One way The Bizzell Group (Bizzell) is supporting these often unrecognized champions is through our current project to develop helpful resources for caregivers of people with Alzheimer’s disease and related dementias. Several caregiver modules are being developed for the Health Resources and Services Administration within the U.S. Department of Health and Human Services that provide caregivers with strategies for more efficiently managing their personal health and wellness and that educate providers on how to integrate caregivers as active members of the care team. The caregiver modules will supplement a broad set of curricula for healthcare professionals on the identification and treatment of Alzheimer’s disease. With a rapidly growing population of Americans over 65, many of whom are also family caregivers, it’s critical that caregivers have a source for accurate information, cutting edge strategies, and available resources.

Bizzell Supports the Nation’s Efforts on Emerging Behavioral Healthcare Trends

The Bizzell Group (Bizzell) is pleased to kick off our second year of support to the Office of the Director (OD) for the Center for Mental Health Services within the Substance Abuse and Mental Health Services Administration (SAMHSA). CMHS leads federal efforts to improve the quality and availability of prevention and treatment services for behavioral health disorders. To date, Bizzell has provided in-depth research and writing on current and emerging behavioral healthcare trends and practices in various media including speeches, blogs, PowerPoint presentations, white papers, reports, and issue briefs. Bizzell has also offered editorial and design support, meeting and retreat facilitation, leadership coaching, staff development and business process analyses.

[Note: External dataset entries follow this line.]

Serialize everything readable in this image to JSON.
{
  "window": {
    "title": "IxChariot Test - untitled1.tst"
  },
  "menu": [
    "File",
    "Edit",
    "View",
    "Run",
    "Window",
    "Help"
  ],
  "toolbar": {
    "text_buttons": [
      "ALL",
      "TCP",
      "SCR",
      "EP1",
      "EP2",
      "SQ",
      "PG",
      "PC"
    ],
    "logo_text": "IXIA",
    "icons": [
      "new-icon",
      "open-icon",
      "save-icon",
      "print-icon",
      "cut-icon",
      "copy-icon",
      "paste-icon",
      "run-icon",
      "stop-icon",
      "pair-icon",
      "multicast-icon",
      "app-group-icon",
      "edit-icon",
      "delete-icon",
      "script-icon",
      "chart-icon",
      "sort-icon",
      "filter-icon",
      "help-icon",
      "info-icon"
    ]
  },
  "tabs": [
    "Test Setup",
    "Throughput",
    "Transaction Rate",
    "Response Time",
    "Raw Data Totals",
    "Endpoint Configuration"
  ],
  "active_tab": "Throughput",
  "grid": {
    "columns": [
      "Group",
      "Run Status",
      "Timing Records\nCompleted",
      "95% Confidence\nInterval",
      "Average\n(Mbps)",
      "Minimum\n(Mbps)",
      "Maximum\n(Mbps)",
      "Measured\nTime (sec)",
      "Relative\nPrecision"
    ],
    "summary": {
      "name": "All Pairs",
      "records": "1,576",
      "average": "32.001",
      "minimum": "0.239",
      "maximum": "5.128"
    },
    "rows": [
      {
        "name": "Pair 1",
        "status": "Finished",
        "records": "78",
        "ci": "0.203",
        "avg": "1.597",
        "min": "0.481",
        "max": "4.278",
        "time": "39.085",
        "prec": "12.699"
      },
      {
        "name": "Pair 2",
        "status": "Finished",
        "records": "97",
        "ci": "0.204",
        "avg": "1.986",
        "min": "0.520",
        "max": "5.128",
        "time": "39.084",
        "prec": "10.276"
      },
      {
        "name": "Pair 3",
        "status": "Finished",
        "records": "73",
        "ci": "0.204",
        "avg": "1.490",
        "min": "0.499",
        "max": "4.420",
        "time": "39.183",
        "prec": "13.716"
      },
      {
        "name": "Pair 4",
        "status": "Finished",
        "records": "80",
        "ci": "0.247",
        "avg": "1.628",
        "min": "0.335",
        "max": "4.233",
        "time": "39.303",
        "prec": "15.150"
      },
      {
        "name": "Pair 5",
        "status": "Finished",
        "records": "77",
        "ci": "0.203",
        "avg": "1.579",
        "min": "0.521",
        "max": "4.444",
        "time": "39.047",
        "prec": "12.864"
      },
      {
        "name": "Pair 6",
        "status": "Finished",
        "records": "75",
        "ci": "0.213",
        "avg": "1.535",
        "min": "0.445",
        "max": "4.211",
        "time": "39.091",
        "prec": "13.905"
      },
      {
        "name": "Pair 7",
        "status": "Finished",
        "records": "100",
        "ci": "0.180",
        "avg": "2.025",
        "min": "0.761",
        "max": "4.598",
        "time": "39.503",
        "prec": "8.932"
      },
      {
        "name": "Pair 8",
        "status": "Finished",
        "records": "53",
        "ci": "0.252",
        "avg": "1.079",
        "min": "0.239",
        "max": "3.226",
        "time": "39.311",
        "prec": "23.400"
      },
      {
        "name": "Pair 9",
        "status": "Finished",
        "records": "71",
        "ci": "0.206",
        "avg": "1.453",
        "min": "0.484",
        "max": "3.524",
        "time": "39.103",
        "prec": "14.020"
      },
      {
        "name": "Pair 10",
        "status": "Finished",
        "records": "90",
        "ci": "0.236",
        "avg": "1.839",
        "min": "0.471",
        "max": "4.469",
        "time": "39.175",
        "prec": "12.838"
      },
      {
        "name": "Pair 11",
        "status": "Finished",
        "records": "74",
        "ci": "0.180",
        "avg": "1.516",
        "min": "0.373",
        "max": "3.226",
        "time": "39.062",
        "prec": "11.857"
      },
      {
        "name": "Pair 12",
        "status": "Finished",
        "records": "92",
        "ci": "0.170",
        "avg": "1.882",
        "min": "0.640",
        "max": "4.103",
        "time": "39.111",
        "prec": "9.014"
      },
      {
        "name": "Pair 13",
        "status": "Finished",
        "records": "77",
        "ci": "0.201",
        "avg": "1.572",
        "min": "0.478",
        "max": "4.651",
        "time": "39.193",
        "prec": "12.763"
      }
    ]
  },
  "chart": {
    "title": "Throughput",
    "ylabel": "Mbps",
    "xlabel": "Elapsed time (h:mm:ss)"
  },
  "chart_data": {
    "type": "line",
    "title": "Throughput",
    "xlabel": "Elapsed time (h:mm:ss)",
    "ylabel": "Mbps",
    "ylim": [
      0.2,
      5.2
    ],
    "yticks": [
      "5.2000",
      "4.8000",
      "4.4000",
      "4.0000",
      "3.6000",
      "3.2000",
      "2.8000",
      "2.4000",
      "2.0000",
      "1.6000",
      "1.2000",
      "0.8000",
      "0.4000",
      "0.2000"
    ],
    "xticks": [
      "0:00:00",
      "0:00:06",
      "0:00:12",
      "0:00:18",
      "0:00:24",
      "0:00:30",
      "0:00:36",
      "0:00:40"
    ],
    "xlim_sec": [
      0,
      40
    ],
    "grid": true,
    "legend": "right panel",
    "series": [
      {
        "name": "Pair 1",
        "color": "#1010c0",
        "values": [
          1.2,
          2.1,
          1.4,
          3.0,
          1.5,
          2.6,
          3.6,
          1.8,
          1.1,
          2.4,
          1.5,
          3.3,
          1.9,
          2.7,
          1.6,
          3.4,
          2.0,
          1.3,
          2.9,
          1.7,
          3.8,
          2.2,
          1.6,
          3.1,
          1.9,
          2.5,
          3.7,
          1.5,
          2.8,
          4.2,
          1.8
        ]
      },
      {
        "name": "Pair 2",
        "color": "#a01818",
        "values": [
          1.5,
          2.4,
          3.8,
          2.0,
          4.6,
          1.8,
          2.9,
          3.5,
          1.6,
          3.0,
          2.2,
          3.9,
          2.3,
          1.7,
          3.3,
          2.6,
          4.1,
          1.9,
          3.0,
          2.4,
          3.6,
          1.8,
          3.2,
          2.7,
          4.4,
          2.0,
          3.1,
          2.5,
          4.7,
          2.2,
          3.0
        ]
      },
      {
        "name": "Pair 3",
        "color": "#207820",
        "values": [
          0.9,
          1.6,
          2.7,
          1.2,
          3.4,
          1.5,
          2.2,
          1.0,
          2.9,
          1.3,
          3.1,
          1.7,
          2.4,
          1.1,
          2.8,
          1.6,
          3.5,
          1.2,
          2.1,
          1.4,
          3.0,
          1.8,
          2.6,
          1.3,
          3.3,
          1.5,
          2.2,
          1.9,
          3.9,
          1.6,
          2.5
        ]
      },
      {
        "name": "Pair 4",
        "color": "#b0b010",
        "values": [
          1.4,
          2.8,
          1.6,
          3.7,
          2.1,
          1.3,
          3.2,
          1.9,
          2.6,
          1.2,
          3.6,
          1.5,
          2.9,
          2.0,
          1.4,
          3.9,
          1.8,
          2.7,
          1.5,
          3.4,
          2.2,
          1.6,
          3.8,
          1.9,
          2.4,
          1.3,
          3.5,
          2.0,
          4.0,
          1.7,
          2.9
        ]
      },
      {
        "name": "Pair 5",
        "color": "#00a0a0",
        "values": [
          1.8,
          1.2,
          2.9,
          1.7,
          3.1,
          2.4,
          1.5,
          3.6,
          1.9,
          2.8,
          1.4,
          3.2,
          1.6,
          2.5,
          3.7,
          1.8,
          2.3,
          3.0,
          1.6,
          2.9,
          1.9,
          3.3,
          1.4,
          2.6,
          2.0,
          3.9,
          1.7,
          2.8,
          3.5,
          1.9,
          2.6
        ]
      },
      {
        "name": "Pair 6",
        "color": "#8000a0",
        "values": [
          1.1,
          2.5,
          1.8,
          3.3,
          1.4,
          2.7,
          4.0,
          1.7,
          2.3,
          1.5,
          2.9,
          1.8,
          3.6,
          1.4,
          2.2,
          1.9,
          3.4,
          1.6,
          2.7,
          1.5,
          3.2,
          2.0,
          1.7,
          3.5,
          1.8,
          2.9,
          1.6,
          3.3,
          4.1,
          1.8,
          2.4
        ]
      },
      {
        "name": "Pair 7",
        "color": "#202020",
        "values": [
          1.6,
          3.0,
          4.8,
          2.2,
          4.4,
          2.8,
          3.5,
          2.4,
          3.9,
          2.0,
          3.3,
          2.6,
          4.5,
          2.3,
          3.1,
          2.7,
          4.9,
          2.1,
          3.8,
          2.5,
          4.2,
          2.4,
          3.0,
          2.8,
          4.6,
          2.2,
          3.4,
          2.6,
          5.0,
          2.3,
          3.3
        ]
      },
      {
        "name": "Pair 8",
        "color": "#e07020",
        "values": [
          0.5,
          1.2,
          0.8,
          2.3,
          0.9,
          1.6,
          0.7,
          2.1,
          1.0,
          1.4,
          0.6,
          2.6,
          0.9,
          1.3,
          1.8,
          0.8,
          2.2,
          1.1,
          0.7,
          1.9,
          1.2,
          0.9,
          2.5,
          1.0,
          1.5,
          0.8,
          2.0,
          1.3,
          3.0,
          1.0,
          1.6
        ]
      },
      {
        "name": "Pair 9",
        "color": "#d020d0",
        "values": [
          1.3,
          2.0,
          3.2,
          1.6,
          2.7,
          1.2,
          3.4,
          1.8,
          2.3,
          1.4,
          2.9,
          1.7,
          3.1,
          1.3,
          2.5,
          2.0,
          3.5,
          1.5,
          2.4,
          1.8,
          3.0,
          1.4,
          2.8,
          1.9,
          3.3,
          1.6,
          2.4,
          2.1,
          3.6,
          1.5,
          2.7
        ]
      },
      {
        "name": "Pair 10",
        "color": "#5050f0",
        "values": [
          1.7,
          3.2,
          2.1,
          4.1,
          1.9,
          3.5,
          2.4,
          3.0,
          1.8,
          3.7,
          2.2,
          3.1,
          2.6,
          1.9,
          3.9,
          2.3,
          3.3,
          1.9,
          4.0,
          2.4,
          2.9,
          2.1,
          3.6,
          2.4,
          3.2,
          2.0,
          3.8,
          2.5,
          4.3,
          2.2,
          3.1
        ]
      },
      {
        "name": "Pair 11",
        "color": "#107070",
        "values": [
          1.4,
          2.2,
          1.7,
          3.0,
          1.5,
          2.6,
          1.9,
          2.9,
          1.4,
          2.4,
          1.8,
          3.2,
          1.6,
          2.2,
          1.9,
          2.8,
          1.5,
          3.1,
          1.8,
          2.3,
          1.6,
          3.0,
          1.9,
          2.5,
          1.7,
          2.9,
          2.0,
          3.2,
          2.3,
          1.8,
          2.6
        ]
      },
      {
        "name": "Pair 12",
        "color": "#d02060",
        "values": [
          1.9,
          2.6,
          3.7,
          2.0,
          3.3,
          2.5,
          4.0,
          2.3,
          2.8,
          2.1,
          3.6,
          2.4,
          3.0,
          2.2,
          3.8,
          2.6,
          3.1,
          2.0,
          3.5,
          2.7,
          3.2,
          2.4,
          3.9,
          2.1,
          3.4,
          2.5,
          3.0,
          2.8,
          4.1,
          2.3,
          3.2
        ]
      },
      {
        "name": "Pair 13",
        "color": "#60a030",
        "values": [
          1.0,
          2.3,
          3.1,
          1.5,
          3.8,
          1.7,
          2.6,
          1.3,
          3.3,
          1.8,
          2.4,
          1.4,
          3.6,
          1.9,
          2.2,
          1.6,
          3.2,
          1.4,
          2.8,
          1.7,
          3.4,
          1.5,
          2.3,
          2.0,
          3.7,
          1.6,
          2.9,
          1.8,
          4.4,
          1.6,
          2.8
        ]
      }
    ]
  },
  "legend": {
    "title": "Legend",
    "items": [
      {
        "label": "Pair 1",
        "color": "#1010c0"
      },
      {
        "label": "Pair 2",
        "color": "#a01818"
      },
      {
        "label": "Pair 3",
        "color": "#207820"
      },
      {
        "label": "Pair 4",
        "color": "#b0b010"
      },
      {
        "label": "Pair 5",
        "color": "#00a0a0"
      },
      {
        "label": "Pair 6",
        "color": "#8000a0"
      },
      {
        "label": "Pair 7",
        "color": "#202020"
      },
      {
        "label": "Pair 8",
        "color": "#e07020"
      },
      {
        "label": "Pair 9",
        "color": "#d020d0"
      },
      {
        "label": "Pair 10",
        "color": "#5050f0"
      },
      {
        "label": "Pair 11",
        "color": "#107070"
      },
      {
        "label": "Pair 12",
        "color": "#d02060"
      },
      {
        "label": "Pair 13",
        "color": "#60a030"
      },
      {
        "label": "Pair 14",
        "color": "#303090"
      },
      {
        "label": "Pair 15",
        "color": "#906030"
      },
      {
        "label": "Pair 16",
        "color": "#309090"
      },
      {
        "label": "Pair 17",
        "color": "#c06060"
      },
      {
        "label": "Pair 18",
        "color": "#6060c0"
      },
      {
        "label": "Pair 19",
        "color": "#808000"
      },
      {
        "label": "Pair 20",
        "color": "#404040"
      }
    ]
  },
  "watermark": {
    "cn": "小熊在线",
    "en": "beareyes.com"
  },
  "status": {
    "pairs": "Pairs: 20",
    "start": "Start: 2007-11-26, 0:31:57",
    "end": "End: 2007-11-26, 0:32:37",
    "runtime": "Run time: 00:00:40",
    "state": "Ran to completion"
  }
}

Moving forward, Bizzell will deliver the same high quality services and offer our collective expertise in a wide range of behavioral health topics. These include evidence-based behavioral health and wellness practices, effective intervention and treatment strategies for people with serious mental illnesses, primary and behavioral healthcare integration and financing, homelessness services, mental health and recovery promotion, and cultural competency. “It’s been an honor to support CMHS’ essential mission to promote better healthcare and wellness for adults and children who experience mental illnesses,” said Anton Bizzell, M.D., CEO of Bizzell. “Given that nearly 20% of Americans experience a diagnosable mental illness each year, effective and accessible treatment and prevention services are crucial. Bizzell looks forward to continuing to promote CMHS’ vital initiatives by providing customized consultation services and subject matter expertise to CMHS in the areas of program and resource development, as well as business operations.” With a niche in healthcare, research and communications, Bizzell is committed to supporting initiatives like these that build healthy communities and individuals.